While Klee complains about being a neighbor to the Rescue Mission, he does recognize that their services are necessary. He clarified, “I have no issue with what they’re doing, I agree with the services, I know there’s a lot of people that need them. I have no gripes against the Rescue Mission. I just would like to see this West End get cleaned up, it’s going through a revitalization, and I think that’s going to be a big hold up until they figure out what to do with that and properly police it. This will never get any nicer down here on the West End. As much money as we put into these buildings, it won’t matter.”

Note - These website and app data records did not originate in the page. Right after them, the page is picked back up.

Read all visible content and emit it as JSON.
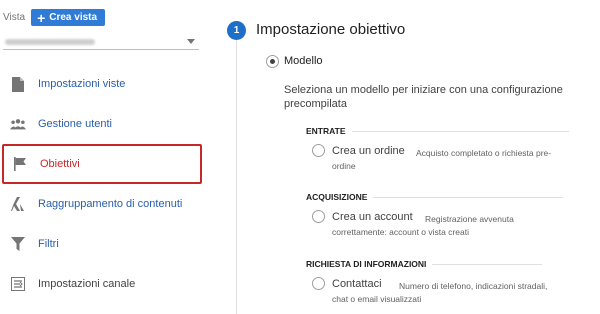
{
  "sidebar": {
    "vista_label": "Vista",
    "create_button": "Crea vista",
    "menu": [
      {
        "label": "Impostazioni viste",
        "icon": "document-icon"
      },
      {
        "label": "Gestione utenti",
        "icon": "users-icon"
      },
      {
        "label": "Obiettivi",
        "icon": "flag-icon",
        "active": true
      },
      {
        "label": "Raggruppamento di contenuti",
        "icon": "grouping-icon"
      },
      {
        "label": "Filtri",
        "icon": "filter-icon"
      },
      {
        "label": "Impostazioni canale",
        "icon": "channel-settings-icon"
      }
    ]
  },
  "main": {
    "step_number": "1",
    "step_title": "Impostazione obiettivo",
    "modello_label": "Modello",
    "description": "Seleziona un modello per iniziare con una configurazione precompilata",
    "sections": [
      {
        "heading": "ENTRATE",
        "option": "Crea un ordine",
        "desc_line1": "Acquisto completato o richiesta pre-",
        "desc_line2": "ordine"
      },
      {
        "heading": "ACQUISIZIONE",
        "option": "Crea un account",
        "desc_line1": "Registrazione avvenuta",
        "desc_line2": "correttamente: account o vista creati"
      },
      {
        "heading": "RICHIESTA DI INFORMAZIONI",
        "option": "Contattaci",
        "desc_line1": "Numero di telefono, indicazioni stradali,",
        "desc_line2": "chat o email visualizzati"
      }
    ]
  },
  "colors": {
    "accent": "#2f7bd6",
    "link": "#2a5ea8",
    "active": "#c62828"
  }
}
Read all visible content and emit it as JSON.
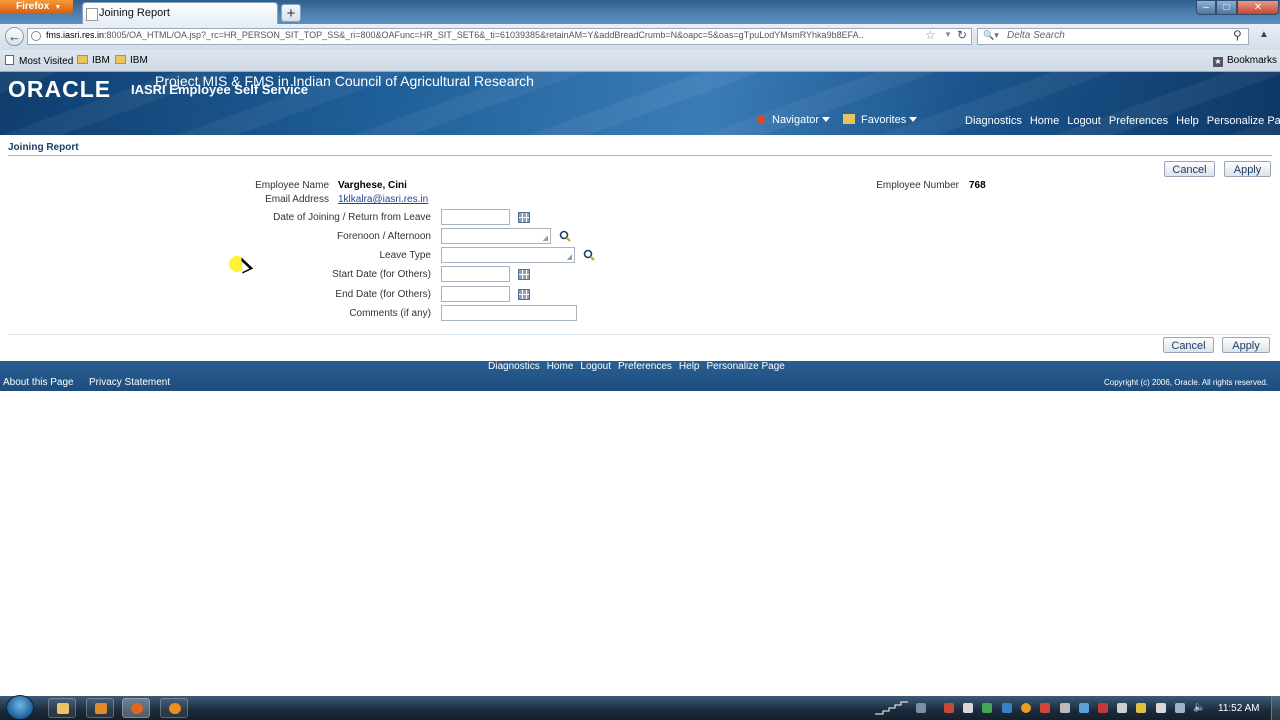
{
  "browser": {
    "menu_label": "Firefox",
    "tab_title": "Joining Report",
    "new_tab": "+",
    "url_host": "fms.iasri.res.in",
    "url_rest": ":8005/OA_HTML/OA.jsp?_rc=HR_PERSON_SIT_TOP_SS&_ri=800&OAFunc=HR_SIT_SET6&_ti=61039385&retainAM=Y&addBreadCrumb=N&oapc=5&oas=gTpuLodYMsmRYhka9b8EFA..",
    "search_placeholder": "Delta Search",
    "bookmarks": [
      "Most Visited",
      "IBM",
      "IBM"
    ],
    "bookmarks_menu": "Bookmarks"
  },
  "oracle": {
    "logo": "ORACLE",
    "app_title": "IASRI Employee Self Service",
    "project_title": "Project MIS & FMS in Indian Council of Agricultural Research",
    "navigator": "Navigator",
    "favorites": "Favorites",
    "global_links": [
      "Diagnostics",
      "Home",
      "Logout",
      "Preferences",
      "Help",
      "Personalize Page"
    ]
  },
  "page": {
    "title": "Joining Report",
    "cancel": "Cancel",
    "apply": "Apply",
    "employee_name_label": "Employee Name",
    "employee_name": "Varghese, Cini",
    "email_label": "Email Address",
    "email": "1klkalra@iasri.res.in",
    "employee_number_label": "Employee Number",
    "employee_number": "768",
    "fields": {
      "joining_date": "Date of Joining / Return from Leave",
      "session": "Forenoon / Afternoon",
      "leave_type": "Leave Type",
      "start_date": "Start Date (for Others)",
      "end_date": "End Date (for Others)",
      "comments": "Comments (if any)"
    }
  },
  "footer": {
    "links": [
      "Diagnostics",
      "Home",
      "Logout",
      "Preferences",
      "Help",
      "Personalize Page"
    ],
    "about": "About this Page",
    "privacy": "Privacy Statement",
    "copyright": "Copyright (c) 2006, Oracle. All rights reserved."
  },
  "taskbar": {
    "clock": "11:52 AM"
  }
}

We also talked with Elizabeth Bowen, an associate professor at the University of Buffalo School of Social work and an expert on homelessness in the region. Bowen prefers organizations providing more permanent housing solutions. But, she said emergency shelters like the Rescue Mission are a huge resource. Bowen told us, “Especially in rural areas, emergency shelters are really a crucial safety net for people who may have nowhere else to go in an emergency situation.”

According to the Ithacan from December 2017, Richard Bennett, the director of the Rescue Mission at the time, noticed a significant increase in the demand for beds at the Rescue Mission in the past few years. On December 10, 2017, the Rescue Mission provided beds to 45 people, many in hotel stays. Bennett was also aware of at least 45 other people living outdoors in Ithaca at that time. Three summers ago, only five out of the twelve Rescue Mission beds were ever occupied at one time.

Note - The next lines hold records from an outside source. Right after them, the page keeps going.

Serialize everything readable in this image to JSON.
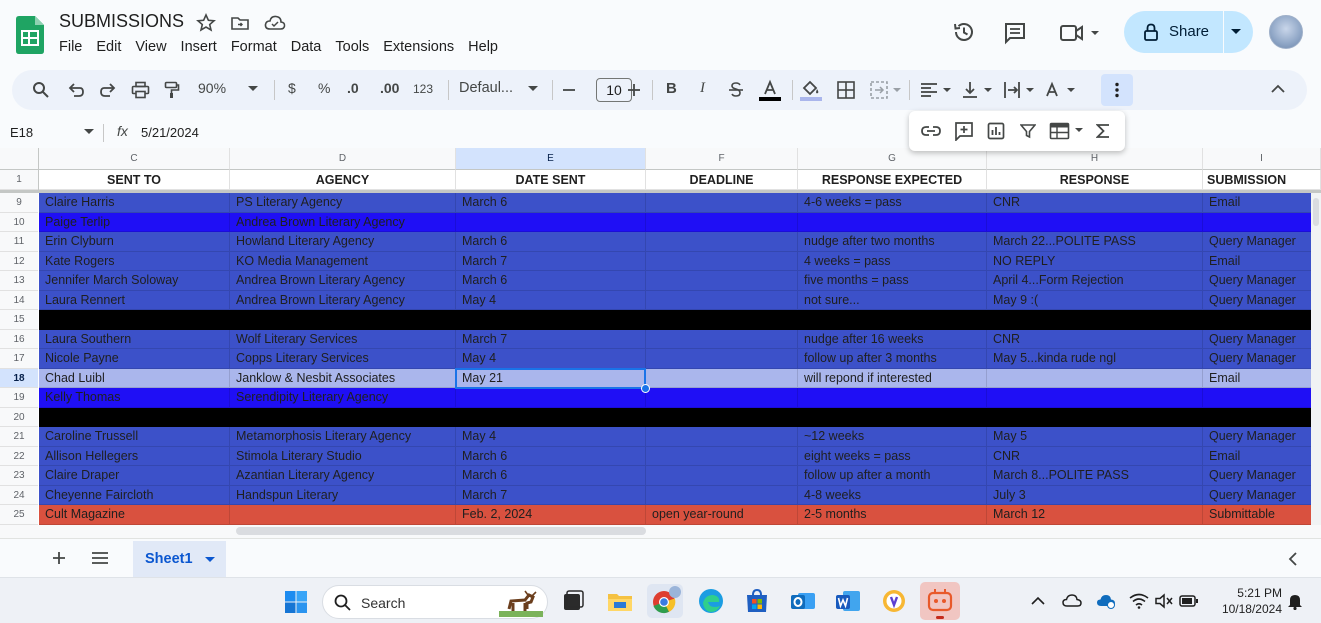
{
  "app": {
    "title": "SUBMISSIONS",
    "menu": [
      "File",
      "Edit",
      "View",
      "Insert",
      "Format",
      "Data",
      "Tools",
      "Extensions",
      "Help"
    ],
    "share_label": "Share"
  },
  "toolbar": {
    "zoom": "90%",
    "currency": "$",
    "percent": "%",
    "dec_decrease": ".0",
    "dec_increase": ".00",
    "number_format": "123",
    "font": "Defaul...",
    "font_size": "10",
    "bold": "B",
    "italic": "I"
  },
  "formula_bar": {
    "cell_ref": "E18",
    "fx": "fx",
    "value": "5/21/2024"
  },
  "columns": [
    "C",
    "D",
    "E",
    "F",
    "G",
    "H",
    "I"
  ],
  "headers": [
    "SENT TO",
    "AGENCY",
    "DATE SENT",
    "DEADLINE",
    "RESPONSE EXPECTED",
    "RESPONSE",
    "SUBMISSION"
  ],
  "row_numbers": [
    "1",
    "9",
    "10",
    "11",
    "12",
    "13",
    "14",
    "15",
    "16",
    "17",
    "18",
    "19",
    "20",
    "21",
    "22",
    "23",
    "24",
    "25"
  ],
  "rows": [
    {
      "num": "9",
      "color": "#3c51c9",
      "cells": [
        "Claire Harris",
        "PS Literary Agency",
        "March 6",
        "",
        "4-6 weeks = pass",
        "CNR",
        "Email"
      ]
    },
    {
      "num": "10",
      "color": "#1f0ff5",
      "cells": [
        "Paige Terlip",
        "Andrea Brown Literary Agency",
        "",
        "",
        "",
        "",
        ""
      ]
    },
    {
      "num": "11",
      "color": "#3c51c9",
      "cells": [
        "Erin Clyburn",
        "Howland Literary Agency",
        "March 6",
        "",
        "nudge after two months",
        "March 22...POLITE PASS",
        "Query Manager"
      ]
    },
    {
      "num": "12",
      "color": "#3c51c9",
      "cells": [
        "Kate Rogers",
        "KO Media Management",
        "March 7",
        "",
        "4 weeks = pass",
        "NO REPLY",
        "Email"
      ]
    },
    {
      "num": "13",
      "color": "#3c51c9",
      "cells": [
        "Jennifer March Soloway",
        "Andrea Brown Literary Agency",
        "March 6",
        "",
        "five months = pass",
        "April 4...Form Rejection",
        "Query Manager"
      ]
    },
    {
      "num": "14",
      "color": "#3c51c9",
      "cells": [
        "Laura Rennert",
        "Andrea Brown Literary Agency",
        "May 4",
        "",
        "not sure...",
        "May 9 :(",
        "Query Manager"
      ]
    },
    {
      "num": "15",
      "color": "#000000",
      "cells": [
        "",
        "",
        "",
        "",
        "",
        "",
        ""
      ]
    },
    {
      "num": "16",
      "color": "#3c51c9",
      "cells": [
        "Laura Southern",
        "Wolf Literary Services",
        "March 7",
        "",
        "nudge after 16 weeks",
        "CNR",
        "Query Manager"
      ]
    },
    {
      "num": "17",
      "color": "#3c51c9",
      "cells": [
        "Nicole Payne",
        "Copps Literary Services",
        "May 4",
        "",
        "follow up after 3 months",
        "May 5...kinda rude ngl",
        "Query Manager"
      ]
    },
    {
      "num": "18",
      "color": "#aab6ec",
      "cells": [
        "Chad Luibl",
        "Janklow & Nesbit Associates",
        "May 21",
        "",
        "will repond if interested",
        "",
        "Email"
      ]
    },
    {
      "num": "19",
      "color": "#1f0ff5",
      "cells": [
        "Kelly Thomas",
        "Serendipity Literary Agency",
        "",
        "",
        "",
        "",
        ""
      ]
    },
    {
      "num": "20",
      "color": "#000000",
      "cells": [
        "",
        "",
        "",
        "",
        "",
        "",
        ""
      ]
    },
    {
      "num": "21",
      "color": "#3c51c9",
      "cells": [
        "Caroline Trussell",
        "Metamorphosis Literary Agency",
        "May 4",
        "",
        "~12 weeks",
        "May 5",
        "Query Manager"
      ]
    },
    {
      "num": "22",
      "color": "#3c51c9",
      "cells": [
        "Allison Hellegers",
        "Stimola Literary Studio",
        "March 6",
        "",
        "eight weeks = pass",
        "CNR",
        "Email"
      ]
    },
    {
      "num": "23",
      "color": "#3c51c9",
      "cells": [
        "Claire Draper",
        "Azantian Literary Agency",
        "March 6",
        "",
        "follow up after a month",
        "March 8...POLITE PASS",
        "Query Manager"
      ]
    },
    {
      "num": "24",
      "color": "#3c51c9",
      "cells": [
        "Cheyenne Faircloth",
        "Handspun Literary",
        "March 7",
        "",
        "4-8 weeks",
        "July 3",
        "Query Manager"
      ]
    },
    {
      "num": "25",
      "color": "#d9513f",
      "cells": [
        "Cult Magazine",
        "",
        "Feb. 2, 2024",
        "open year-round",
        "2-5 months",
        "March 12",
        "Submittable"
      ]
    }
  ],
  "sheet_tab": "Sheet1",
  "taskbar": {
    "search_placeholder": "Search",
    "time": "5:21 PM",
    "date": "10/18/2024"
  }
}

Bowen added that stereotypes about homelessness influence locals’ perceptions of shelters. She said, “I think a lot of people have the NIMBY issue about shelters, so NIMBY (not in my backyard) that people at least assume that clientele that goes along with that is going to be problematic and disruptive. It is a lot of stereotypes about what homelessness looks like and what people who are homeless, what they may be doing. So a lot of it I think is at least driven in part by fear and stereotypes. There’s a discomfort about having to be reminded of homelessness. We know that homelessness is a problem in our communities, but when we see someone who’s visibly homeless, or we see people going to a shelter, we’re forced to think about that.”

Rude can talk from experience. He explained, “People have interacted with him differently when he looked homeless, versus when he didn’t … They say the clothes don’t make the man, but they make the difference in how you’re treated.”

Proposals to DSS are due by August 17 at 4 p.m. DSS said that they expect to announce their choice of who will take over within a week after the deadline. Meanwhile, guests of the Rescue Mission are hoping that whoever the new provider is, they’ll be able to keep up the same level of service to the homeless population of Ithaca.

As Rude put it to WRFI, “Who cares enough and has the authority to run a place like this? We gotta get someone to take over that does it for more than a paycheck. I wanna see more people that have experienced being on the streets, that have had to use a shopping cart to take all their groceries three blocks. Those kinda people. Street smart people, not book smart people. You can’t learn this stuff. You have to experience this stuff.”

Featured image credit: Laura Rosbrow-Telem